Even as the DC cinematic universe slipped into a predictable brand of mediocrity, DC’s animated features—generally direct-to-video or limited release affairs—remained consistently entertaining. In recent years, however, as box office fare like Wonder Woman, Aquaman, and Shazam! have gotten more right than wrong, it is their cartoon counterparts who have begun to struggle, reminding us that you simply can’t have everything.
Batman: Hush, newly released from Warner Bros. Home Media, is a perfect example of this—a base hit that should’ve rightly been a grand slam.
Based on the early-2000s Jeph Loeb/Jim Lee arc, Hush tells the story of a fresh new member to Batman’s rogue’s gallery, a shadowy, conniving figure that manipulates from behind the scenes. The titular Hush influences big names, from Joker and Harley to Poison Ivy and Catwoman to Superman himself, all to put the Caped Crusader in more and more precarious situations, culminating in twin revelations: Hush has both deduced that it’s Bruce Wayne under the cowl and ultimately reveals himself to be one of Batman’s longtime foes.
While things like the central Bat/Cat romance, the importance of Ra’s al Ghul’s Lazarus Pit, and the overall shape of the convoluted plot remain intact, many other elements are altered in favor of brevity and accessibility. The role of Wayne’s childhood friend Tommy Elliot, for example, has been drastically altered, Killer Croc’s early role in the caper is instead given to the more notable Bane, and former Robin Jason Todd has been unceremoniously scrubbed from the narrative.
Fans familiar with the original source material may or may not like the liberties taken with the story, but I found the overall take refreshing—and it even managed to surprise me with its final big reveal.
The things that dampened my enjoyment were more about the overall execution. The animation seemed a bit flatter, less dynamic than I’ve come to expect from a DC animated production, and the voice acting wavered from acceptable to downright hammy. The worst part, though, was that the dialog felt cheesy and heavy-handed; after a point, it seemed like every scene was given at least one poorly-placed swear word, practically telling viewers that this was a grim, grimy, grown-up undertaking rather than showing us.
While the Jasons (O’Mara and Spisak) are far from my favorite Batman and Joker, they do an admirable job with the script provided, as do Rainn Wilson (as Lex Luthor) and Stuart Allan (Damian Wayne), though their screentime is comparatively scant. I’ll also note that the overall pot is sweetened somewhat by bonus features like mini-doc “Batman: Love in Time of War” and a Sgt. Rock short that is far more enjoyable than I would’ve ever predicted.
Batman: Hush is definitely worth a look for diehard fans, especially in its larger-than-life 4K presentation, but whether it warrants a second look remains up for debate. Personally, even with its missteps, I have to appreciate that Hush manages to zero in on how Batman’s seemingly unshakable moral code can bend under pressure and how his stoic demeanor unflatteringly colors his interpersonal relationships.
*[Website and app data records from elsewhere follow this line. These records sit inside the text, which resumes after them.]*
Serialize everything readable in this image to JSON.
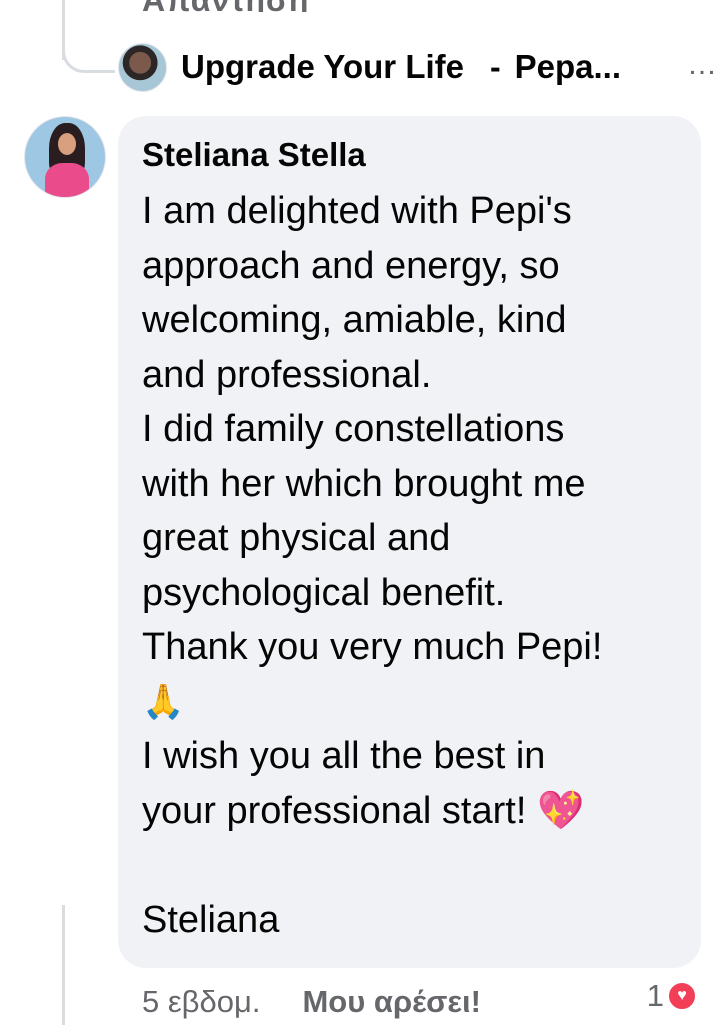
{
  "top_reply_label": "Απάντηση",
  "parent_comment": {
    "author": "Upgrade Your Life",
    "separator": "-",
    "page_name": "Pepa...",
    "more_icon": "more-dots-icon"
  },
  "comment": {
    "author": "Steliana Stella",
    "lines": [
      "I am delighted with Pepi's",
      "approach and energy, so",
      "welcoming, amiable, kind",
      "and professional.",
      "I did family constellations",
      "with her which brought me",
      "great physical and",
      "psychological benefit.",
      "Thank you very much Pepi!",
      "🙏",
      "I wish you all the best in",
      "your professional start! 💖",
      "",
      "Steliana"
    ]
  },
  "footer": {
    "timestamp": "5 εβδομ.",
    "like_label": "Μου αρέσει!",
    "reaction_count": "1",
    "reaction_icon": "heart-reaction-icon"
  },
  "colors": {
    "bubble": "#f0f2f5",
    "meta_text": "#65676b",
    "heart": "#f33e58"
  }
}
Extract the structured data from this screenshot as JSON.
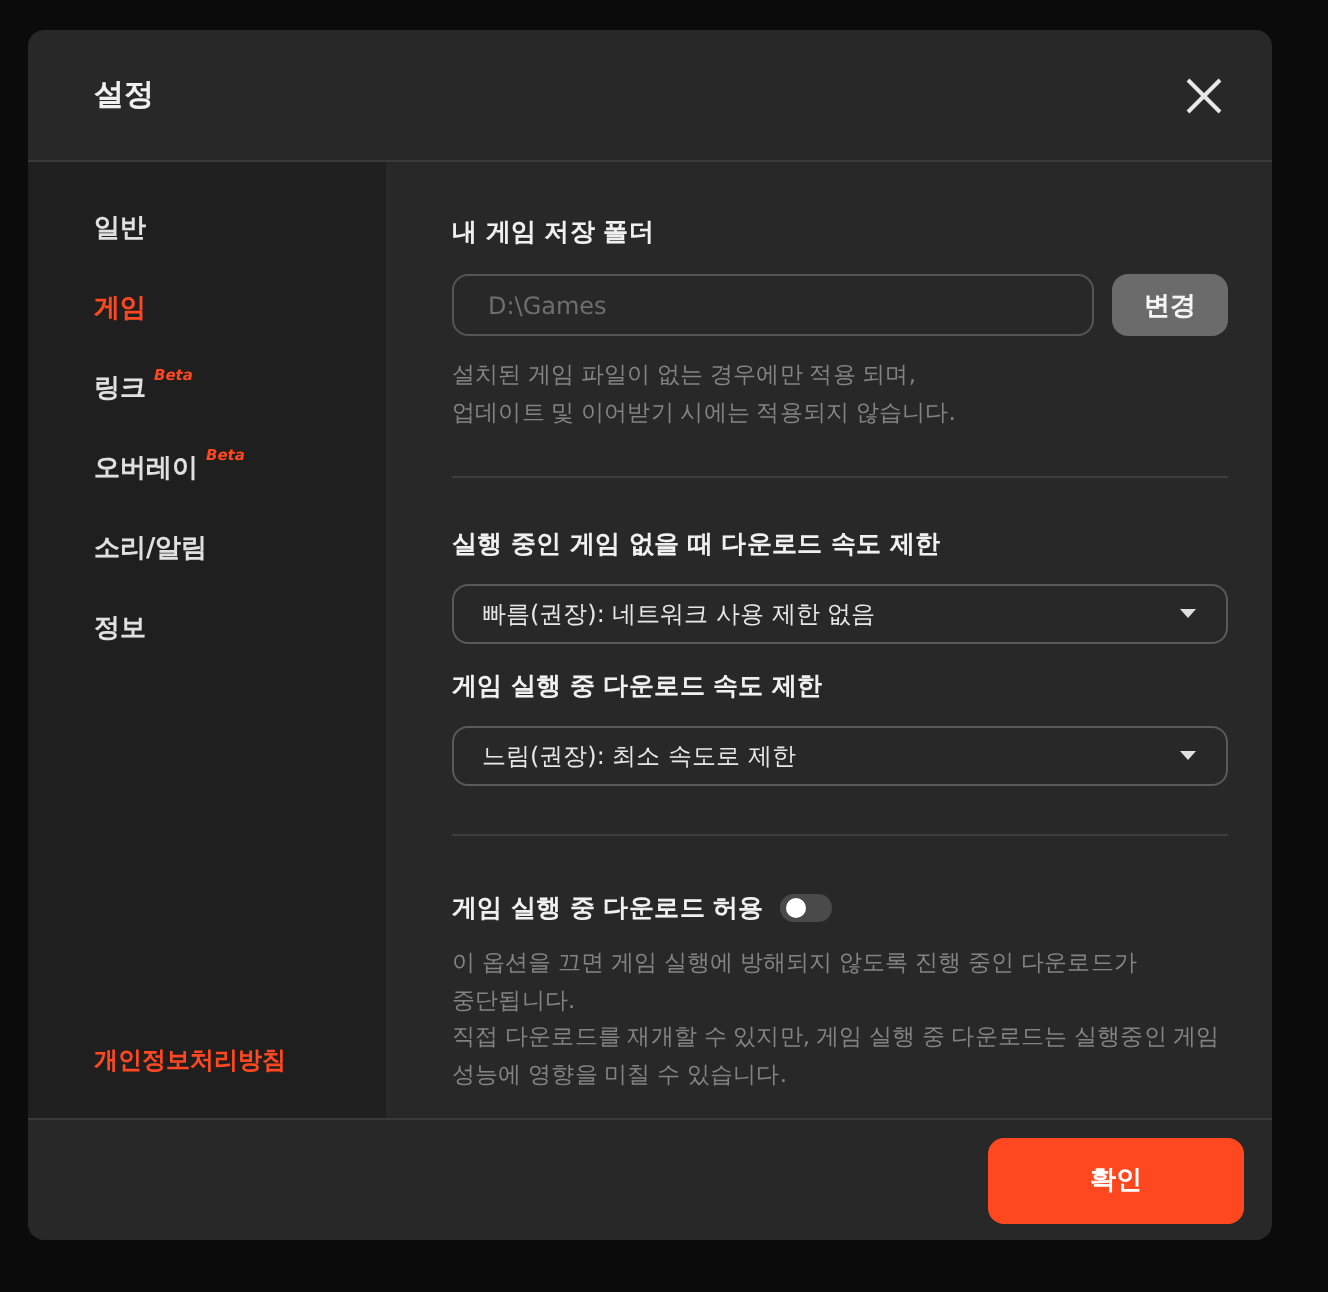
{
  "dialog": {
    "title": "설정"
  },
  "sidebar": {
    "items": [
      {
        "label": "일반",
        "selected": false
      },
      {
        "label": "게임",
        "selected": true
      },
      {
        "label": "링크",
        "badge": "Beta",
        "selected": false
      },
      {
        "label": "오버레이",
        "badge": "Beta",
        "selected": false
      },
      {
        "label": "소리/알림",
        "selected": false
      },
      {
        "label": "정보",
        "selected": false
      }
    ],
    "footer_link": "개인정보처리방침"
  },
  "folder": {
    "heading": "내 게임 저장 폴더",
    "value": "D:\\Games",
    "button": "변경",
    "hint": "설치된 게임 파일이 없는 경우에만 적용 되며,\n업데이트 및 이어받기 시에는 적용되지 않습니다."
  },
  "speed_limits": [
    {
      "heading": "실행 중인 게임 없을 때 다운로드 속도 제한",
      "value": "빠름(권장): 네트워크 사용 제한 없음"
    },
    {
      "heading": "게임 실행 중 다운로드 속도 제한",
      "value": "느림(권장): 최소 속도로 제한"
    }
  ],
  "allow_download": {
    "label": "게임 실행 중 다운로드 허용",
    "on": false,
    "hint": "이 옵션을 끄면 게임 실행에 방해되지 않도록 진행 중인 다운로드가\n중단됩니다.\n직접 다운로드를 재개할 수 있지만, 게임 실행 중 다운로드는 실행중인 게임\n성능에 영향을 미칠 수 있습니다."
  },
  "footer": {
    "confirm": "확인"
  }
}
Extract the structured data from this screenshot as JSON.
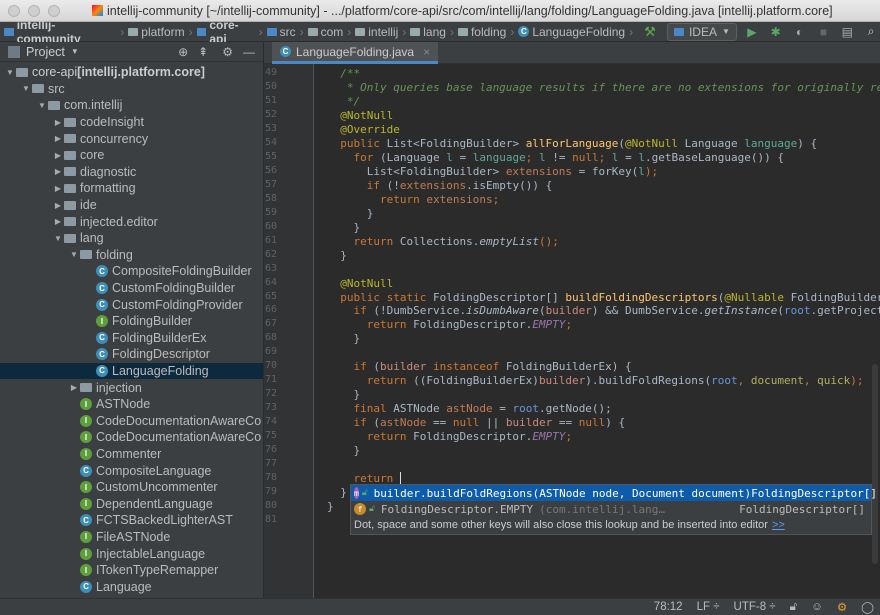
{
  "window": {
    "title": "intellij-community [~/intellij-community] - .../platform/core-api/src/com/intellij/lang/folding/LanguageFolding.java [intellij.platform.core]"
  },
  "navbar": {
    "crumbs": [
      {
        "label": "intellij-community",
        "bold": true,
        "icon": "module"
      },
      {
        "label": "platform",
        "icon": "folder"
      },
      {
        "label": "core-api",
        "bold": true,
        "icon": "module"
      },
      {
        "label": "src",
        "icon": "source-folder"
      },
      {
        "label": "com",
        "icon": "package"
      },
      {
        "label": "intellij",
        "icon": "package"
      },
      {
        "label": "lang",
        "icon": "package"
      },
      {
        "label": "folding",
        "icon": "package"
      },
      {
        "label": "LanguageFolding",
        "icon": "class"
      }
    ],
    "run_config": "IDEA"
  },
  "project_panel": {
    "title": "Project",
    "tree": [
      {
        "label": "core-api",
        "suffix": " [intellij.platform.core]",
        "level": 0,
        "expanded": true,
        "icon": "folder",
        "bold": true
      },
      {
        "label": "src",
        "level": 1,
        "expanded": true,
        "icon": "folder"
      },
      {
        "label": "com.intellij",
        "level": 2,
        "expanded": true,
        "icon": "folder"
      },
      {
        "label": "codeInsight",
        "level": 3,
        "expanded": false,
        "icon": "folder"
      },
      {
        "label": "concurrency",
        "level": 3,
        "expanded": false,
        "icon": "folder"
      },
      {
        "label": "core",
        "level": 3,
        "expanded": false,
        "icon": "folder"
      },
      {
        "label": "diagnostic",
        "level": 3,
        "expanded": false,
        "icon": "folder"
      },
      {
        "label": "formatting",
        "level": 3,
        "expanded": false,
        "icon": "folder"
      },
      {
        "label": "ide",
        "level": 3,
        "expanded": false,
        "icon": "folder"
      },
      {
        "label": "injected.editor",
        "level": 3,
        "expanded": false,
        "icon": "folder"
      },
      {
        "label": "lang",
        "level": 3,
        "expanded": true,
        "icon": "folder"
      },
      {
        "label": "folding",
        "level": 4,
        "expanded": true,
        "icon": "folder"
      },
      {
        "label": "CompositeFoldingBuilder",
        "level": 5,
        "icon": "class"
      },
      {
        "label": "CustomFoldingBuilder",
        "level": 5,
        "icon": "class"
      },
      {
        "label": "CustomFoldingProvider",
        "level": 5,
        "icon": "class"
      },
      {
        "label": "FoldingBuilder",
        "level": 5,
        "icon": "interface"
      },
      {
        "label": "FoldingBuilderEx",
        "level": 5,
        "icon": "class"
      },
      {
        "label": "FoldingDescriptor",
        "level": 5,
        "icon": "class"
      },
      {
        "label": "LanguageFolding",
        "level": 5,
        "icon": "class",
        "selected": true
      },
      {
        "label": "injection",
        "level": 4,
        "expanded": false,
        "icon": "folder"
      },
      {
        "label": "ASTNode",
        "level": 4,
        "icon": "interface"
      },
      {
        "label": "CodeDocumentationAwareCo",
        "level": 4,
        "icon": "interface"
      },
      {
        "label": "CodeDocumentationAwareCo",
        "level": 4,
        "icon": "interface"
      },
      {
        "label": "Commenter",
        "level": 4,
        "icon": "interface"
      },
      {
        "label": "CompositeLanguage",
        "level": 4,
        "icon": "class"
      },
      {
        "label": "CustomUncommenter",
        "level": 4,
        "icon": "interface"
      },
      {
        "label": "DependentLanguage",
        "level": 4,
        "icon": "interface"
      },
      {
        "label": "FCTSBackedLighterAST",
        "level": 4,
        "icon": "class"
      },
      {
        "label": "FileASTNode",
        "level": 4,
        "icon": "interface"
      },
      {
        "label": "InjectableLanguage",
        "level": 4,
        "icon": "interface"
      },
      {
        "label": "ITokenTypeRemapper",
        "level": 4,
        "icon": "interface"
      },
      {
        "label": "Language",
        "level": 4,
        "icon": "class"
      }
    ]
  },
  "editor": {
    "tab": "LanguageFolding.java",
    "first_line": 49,
    "lines": [
      [
        [
          "  /**",
          "c"
        ]
      ],
      [
        [
          "   * Only queries base language results if there are no extensions for originally requested",
          "c"
        ]
      ],
      [
        [
          "   */",
          "c"
        ]
      ],
      [
        [
          "  @NotNull",
          "a"
        ]
      ],
      [
        [
          "  @Override",
          "a"
        ]
      ],
      [
        [
          "  public ",
          "k"
        ],
        [
          "List<FoldingBuilder> ",
          ""
        ],
        [
          "allForLanguage",
          "f"
        ],
        [
          "(",
          ""
        ],
        [
          "@NotNull ",
          "a"
        ],
        [
          "Language ",
          ""
        ],
        [
          "language",
          "p"
        ],
        [
          ") {",
          ""
        ]
      ],
      [
        [
          "    for ",
          "k"
        ],
        [
          "(Language ",
          ""
        ],
        [
          "l",
          "p"
        ],
        [
          " = ",
          ""
        ],
        [
          "language",
          "p"
        ],
        [
          "; ",
          "k"
        ],
        [
          "l",
          "p"
        ],
        [
          " != ",
          ""
        ],
        [
          "null",
          "k"
        ],
        [
          "; ",
          "k"
        ],
        [
          "l",
          "p"
        ],
        [
          " = ",
          ""
        ],
        [
          "l",
          "p"
        ],
        [
          ".getBaseLanguage()) {",
          ""
        ]
      ],
      [
        [
          "      List<FoldingBuilder> ",
          ""
        ],
        [
          "extensions",
          "r"
        ],
        [
          " = forKey(",
          ""
        ],
        [
          "l",
          "p"
        ],
        [
          ");",
          "k"
        ]
      ],
      [
        [
          "      if ",
          "k"
        ],
        [
          "(!",
          ""
        ],
        [
          "extensions",
          "r"
        ],
        [
          ".isEmpty()) {",
          ""
        ]
      ],
      [
        [
          "        return ",
          "k"
        ],
        [
          "extensions",
          "r"
        ],
        [
          ";",
          "k"
        ]
      ],
      [
        [
          "      }",
          ""
        ]
      ],
      [
        [
          "    }",
          ""
        ]
      ],
      [
        [
          "    return ",
          "k"
        ],
        [
          "Collections.",
          ""
        ],
        [
          "emptyList",
          "i"
        ],
        [
          "();",
          "k"
        ]
      ],
      [
        [
          "  }",
          ""
        ]
      ],
      [
        [
          "",
          ""
        ]
      ],
      [
        [
          "  @NotNull",
          "a"
        ]
      ],
      [
        [
          "  public static ",
          "k"
        ],
        [
          "FoldingDescriptor[] ",
          ""
        ],
        [
          "buildFoldingDescriptors",
          "f"
        ],
        [
          "(",
          ""
        ],
        [
          "@Nullable ",
          "a"
        ],
        [
          "FoldingBuilder ",
          ""
        ],
        [
          "builder",
          "b"
        ],
        [
          ", PsiElement root, Document document, boolean quick) {",
          ""
        ]
      ],
      [
        [
          "    if ",
          "k"
        ],
        [
          "(!DumbService.",
          ""
        ],
        [
          "isDumbAware",
          "i"
        ],
        [
          "(",
          ""
        ],
        [
          "builder",
          "b"
        ],
        [
          ") && DumbService.",
          ""
        ],
        [
          "getInstance",
          "i"
        ],
        [
          "(",
          ""
        ],
        [
          "root",
          "o"
        ],
        [
          ".getProject()).isDumb()) {",
          ""
        ]
      ],
      [
        [
          "      return ",
          "k"
        ],
        [
          "FoldingDescriptor.",
          ""
        ],
        [
          "EMPTY",
          "v"
        ],
        [
          ";",
          "k"
        ]
      ],
      [
        [
          "    }",
          ""
        ]
      ],
      [
        [
          "",
          ""
        ]
      ],
      [
        [
          "    if ",
          "k"
        ],
        [
          "(",
          ""
        ],
        [
          "builder ",
          "b"
        ],
        [
          "instanceof ",
          "k"
        ],
        [
          "FoldingBuilderEx) {",
          ""
        ]
      ],
      [
        [
          "      return ",
          "k"
        ],
        [
          "((FoldingBuilderEx)",
          ""
        ],
        [
          "builder",
          "b"
        ],
        [
          ").buildFoldRegions(",
          ""
        ],
        [
          "root",
          "o"
        ],
        [
          ", ",
          "k"
        ],
        [
          "document",
          "d"
        ],
        [
          ", ",
          "k"
        ],
        [
          "quick",
          "d"
        ],
        [
          ");",
          "k"
        ]
      ],
      [
        [
          "    }",
          ""
        ]
      ],
      [
        [
          "    final ",
          "k"
        ],
        [
          "ASTNode ",
          ""
        ],
        [
          "astNode",
          "r"
        ],
        [
          " = ",
          ""
        ],
        [
          "root",
          "o"
        ],
        [
          ".getNode();",
          ""
        ]
      ],
      [
        [
          "    if ",
          "k"
        ],
        [
          "(",
          ""
        ],
        [
          "astNode",
          "r"
        ],
        [
          " == ",
          ""
        ],
        [
          "null ",
          "k"
        ],
        [
          "|| ",
          ""
        ],
        [
          "builder",
          "b"
        ],
        [
          " == ",
          ""
        ],
        [
          "null",
          "k"
        ],
        [
          ") {",
          ""
        ]
      ],
      [
        [
          "      return ",
          "k"
        ],
        [
          "FoldingDescriptor.",
          ""
        ],
        [
          "EMPTY",
          "v"
        ],
        [
          ";",
          "k"
        ]
      ],
      [
        [
          "    }",
          ""
        ]
      ],
      [
        [
          "",
          ""
        ]
      ],
      [
        [
          "    return ",
          "k"
        ]
      ],
      [
        [
          "  }",
          ""
        ]
      ],
      [
        [
          "}",
          ""
        ]
      ],
      [
        [
          "",
          ""
        ]
      ]
    ]
  },
  "completion": {
    "items": [
      {
        "icon": "m",
        "icon_color": "#b05dad",
        "text": "builder.buildFoldRegions(ASTNode node, Document document)",
        "detail": "",
        "type": "FoldingDescriptor[]",
        "selected": true
      },
      {
        "icon": "f",
        "icon_color": "#c78a2c",
        "text": "FoldingDescriptor.EMPTY",
        "detail": "(com.intellij.lang…",
        "type": "FoldingDescriptor[]",
        "selected": false
      }
    ],
    "hint": "Dot, space and some other keys will also close this lookup and be inserted into editor",
    "hint_link": ">>"
  },
  "statusbar": {
    "position": "78:12",
    "line_separator": "LF ÷",
    "encoding": "UTF-8 ÷"
  },
  "colors": {
    "selection": "#0d293e",
    "accent": "#4a88c7",
    "popup_selection": "#0d5bab"
  }
}
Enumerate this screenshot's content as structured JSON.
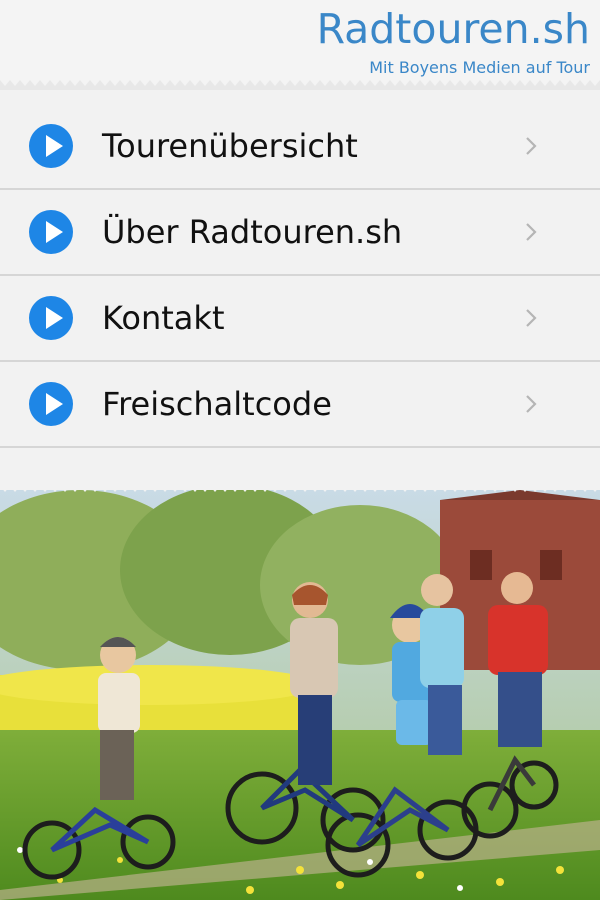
{
  "header": {
    "title": "Radtouren.sh",
    "subtitle": "Mit Boyens Medien auf Tour"
  },
  "menu": {
    "items": [
      {
        "label": "Tourenübersicht",
        "icon": "play-circle-icon"
      },
      {
        "label": "Über Radtouren.sh",
        "icon": "play-circle-icon"
      },
      {
        "label": "Kontakt",
        "icon": "play-circle-icon"
      },
      {
        "label": "Freischaltcode",
        "icon": "play-circle-icon"
      }
    ],
    "chevron_icon": "chevron-right-icon"
  },
  "photo": {
    "subject": "family-cycling-photo"
  },
  "colors": {
    "accent": "#3a87c8",
    "play_button": "#1e86e6",
    "background": "#f2f2f2",
    "divider": "#d6d6d6"
  }
}
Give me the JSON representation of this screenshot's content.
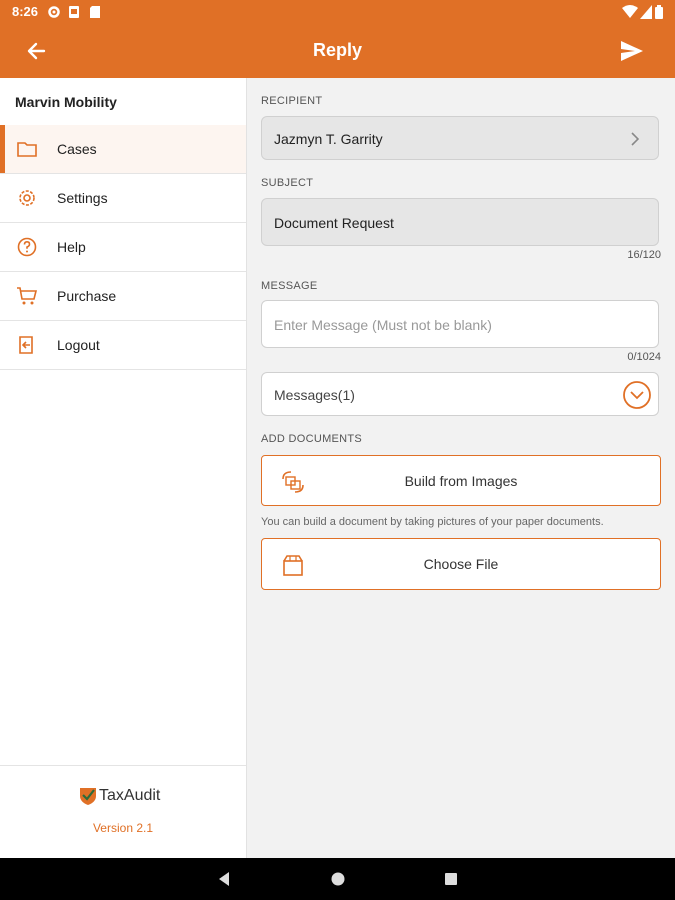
{
  "status": {
    "time": "8:26"
  },
  "appbar": {
    "title": "Reply"
  },
  "sidebar": {
    "user": "Marvin Mobility",
    "items": [
      {
        "label": "Cases",
        "icon": "folder-icon",
        "active": true
      },
      {
        "label": "Settings",
        "icon": "gear-icon",
        "active": false
      },
      {
        "label": "Help",
        "icon": "question-icon",
        "active": false
      },
      {
        "label": "Purchase",
        "icon": "cart-icon",
        "active": false
      },
      {
        "label": "Logout",
        "icon": "logout-icon",
        "active": false
      }
    ],
    "logo": "TaxAudit",
    "version": "Version 2.1"
  },
  "form": {
    "recipient_label": "RECIPIENT",
    "recipient": "Jazmyn T. Garrity",
    "subject_label": "SUBJECT",
    "subject": "Document Request",
    "subject_count": "16/120",
    "message_label": "MESSAGE",
    "message_placeholder": "Enter Message (Must not be blank)",
    "message_count": "0/1024",
    "messages_label": "Messages(1)",
    "add_docs_label": "ADD DOCUMENTS",
    "build_images": "Build from Images",
    "build_hint": "You can build a document by taking pictures of your paper documents.",
    "choose_file": "Choose File"
  },
  "colors": {
    "accent": "#e07026",
    "background": "#f2f2f2"
  }
}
It’s hard out there for a single bat about town—especially when someone in the shadows knows all your secrets.
Review materials provided by Warner Bros. Home Entertainment. This post contains affiliate links. The Joker was framed!